Excerpts from a dataset
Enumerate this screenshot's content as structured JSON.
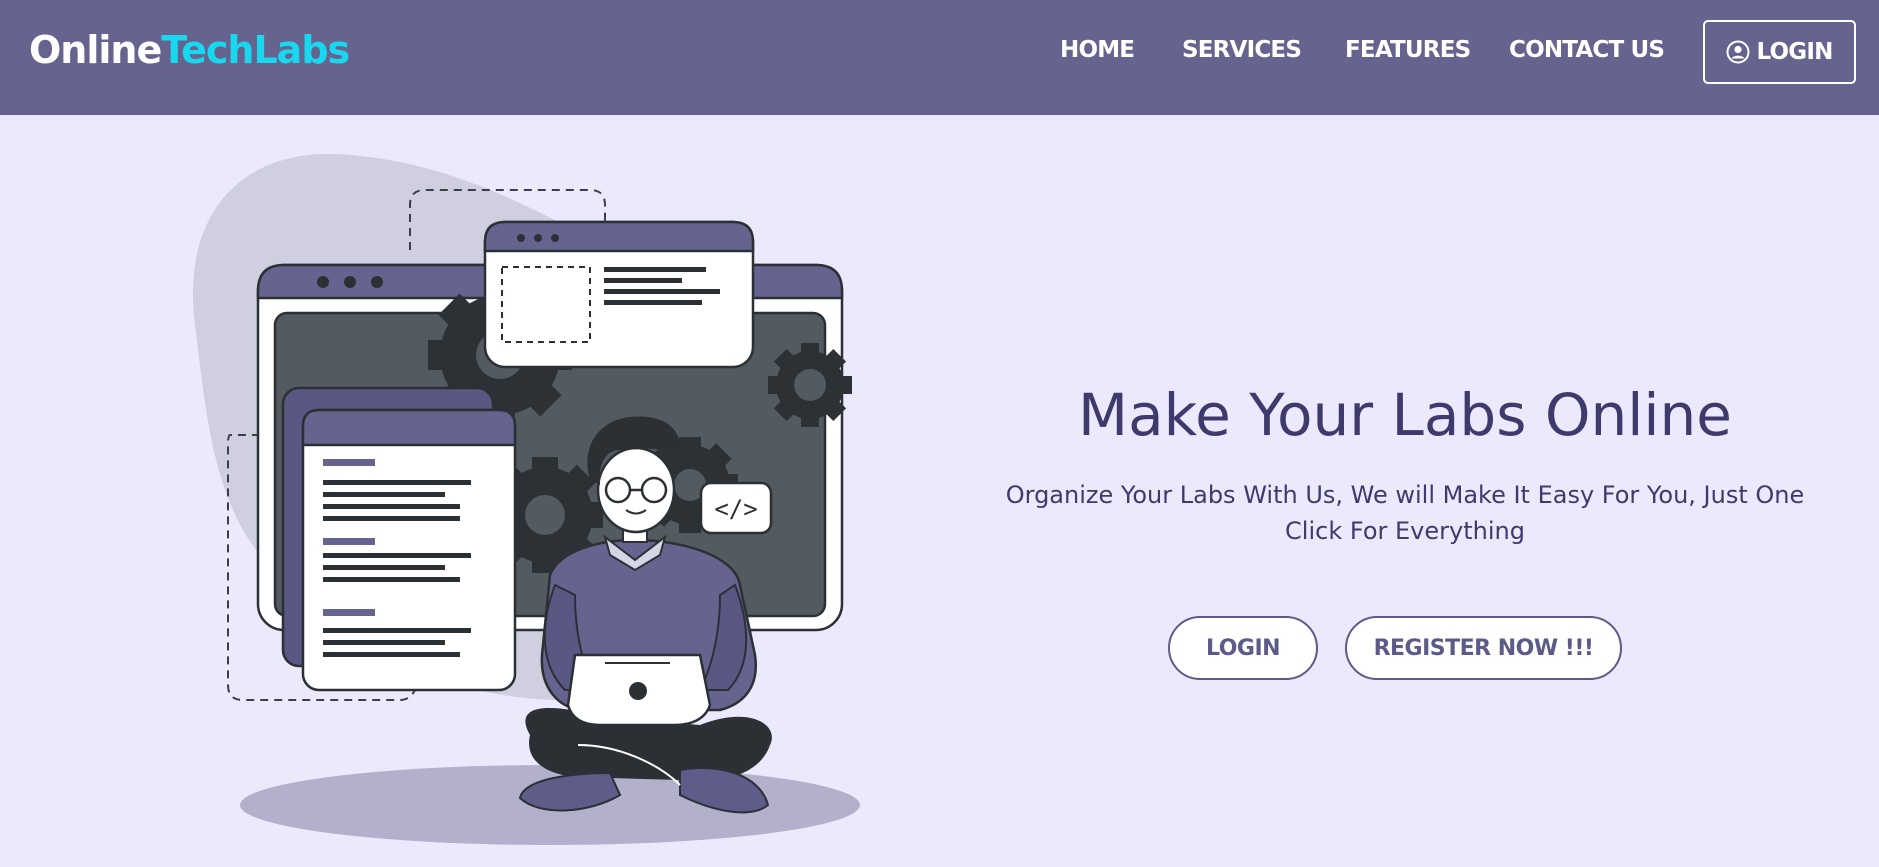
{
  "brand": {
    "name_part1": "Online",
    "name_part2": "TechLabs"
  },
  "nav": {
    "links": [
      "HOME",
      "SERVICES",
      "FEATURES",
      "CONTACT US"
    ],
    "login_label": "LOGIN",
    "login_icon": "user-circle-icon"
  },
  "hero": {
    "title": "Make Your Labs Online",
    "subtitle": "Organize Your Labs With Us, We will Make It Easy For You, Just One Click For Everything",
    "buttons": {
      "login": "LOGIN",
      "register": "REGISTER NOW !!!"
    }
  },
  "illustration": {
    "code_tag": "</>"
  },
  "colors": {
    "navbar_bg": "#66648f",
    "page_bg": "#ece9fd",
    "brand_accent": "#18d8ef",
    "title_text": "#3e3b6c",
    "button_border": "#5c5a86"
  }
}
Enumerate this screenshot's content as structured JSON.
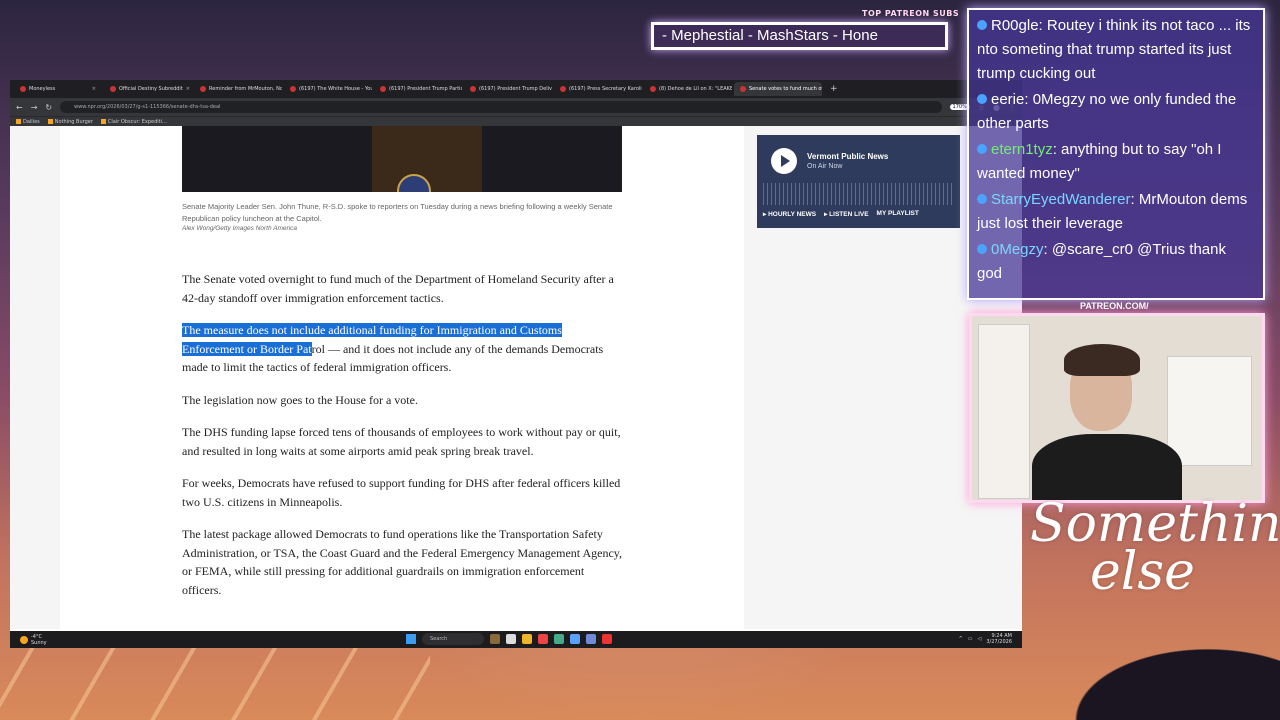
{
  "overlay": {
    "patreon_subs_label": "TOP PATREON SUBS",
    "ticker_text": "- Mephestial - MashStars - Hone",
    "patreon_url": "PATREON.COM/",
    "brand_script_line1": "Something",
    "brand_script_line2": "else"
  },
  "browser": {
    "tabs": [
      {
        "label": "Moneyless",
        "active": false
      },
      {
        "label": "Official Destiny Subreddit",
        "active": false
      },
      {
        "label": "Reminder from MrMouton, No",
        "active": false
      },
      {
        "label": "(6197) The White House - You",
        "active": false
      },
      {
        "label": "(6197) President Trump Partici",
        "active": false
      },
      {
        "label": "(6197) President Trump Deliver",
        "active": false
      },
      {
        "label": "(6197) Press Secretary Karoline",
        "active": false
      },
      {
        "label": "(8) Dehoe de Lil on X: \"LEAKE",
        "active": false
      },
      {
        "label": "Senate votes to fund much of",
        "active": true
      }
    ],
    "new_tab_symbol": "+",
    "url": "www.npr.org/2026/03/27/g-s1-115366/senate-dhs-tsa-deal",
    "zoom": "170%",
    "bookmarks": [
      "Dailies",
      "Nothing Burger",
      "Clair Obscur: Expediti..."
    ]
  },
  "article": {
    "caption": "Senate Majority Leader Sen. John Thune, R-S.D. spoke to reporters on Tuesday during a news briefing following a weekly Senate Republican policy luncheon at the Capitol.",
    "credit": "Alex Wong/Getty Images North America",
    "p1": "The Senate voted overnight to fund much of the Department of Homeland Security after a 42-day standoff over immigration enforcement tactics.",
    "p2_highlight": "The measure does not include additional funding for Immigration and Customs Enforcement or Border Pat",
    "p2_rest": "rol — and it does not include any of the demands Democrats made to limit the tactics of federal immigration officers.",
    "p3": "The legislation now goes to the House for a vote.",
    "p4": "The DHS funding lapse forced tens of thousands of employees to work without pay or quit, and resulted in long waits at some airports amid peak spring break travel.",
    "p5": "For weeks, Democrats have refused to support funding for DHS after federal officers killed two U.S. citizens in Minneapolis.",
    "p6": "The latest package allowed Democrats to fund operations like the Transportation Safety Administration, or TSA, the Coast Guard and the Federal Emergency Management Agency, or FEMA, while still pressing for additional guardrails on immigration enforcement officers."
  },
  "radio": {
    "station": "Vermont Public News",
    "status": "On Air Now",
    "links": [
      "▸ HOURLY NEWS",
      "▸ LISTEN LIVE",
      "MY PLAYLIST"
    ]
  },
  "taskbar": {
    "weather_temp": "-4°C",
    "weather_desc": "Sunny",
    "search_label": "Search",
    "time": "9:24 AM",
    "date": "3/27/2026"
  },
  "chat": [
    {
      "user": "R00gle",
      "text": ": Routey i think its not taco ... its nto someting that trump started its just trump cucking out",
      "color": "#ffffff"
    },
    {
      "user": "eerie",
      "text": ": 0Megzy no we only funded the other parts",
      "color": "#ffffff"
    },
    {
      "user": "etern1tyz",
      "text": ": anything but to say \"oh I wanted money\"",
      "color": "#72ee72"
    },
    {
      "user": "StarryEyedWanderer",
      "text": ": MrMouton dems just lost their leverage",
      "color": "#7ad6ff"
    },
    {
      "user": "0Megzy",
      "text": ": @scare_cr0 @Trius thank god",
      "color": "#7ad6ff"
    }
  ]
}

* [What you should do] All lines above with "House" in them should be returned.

* [Response box]
        "label": "(6197) The White House - You",
    "p3": "The legislation now goes to the House for a vote.",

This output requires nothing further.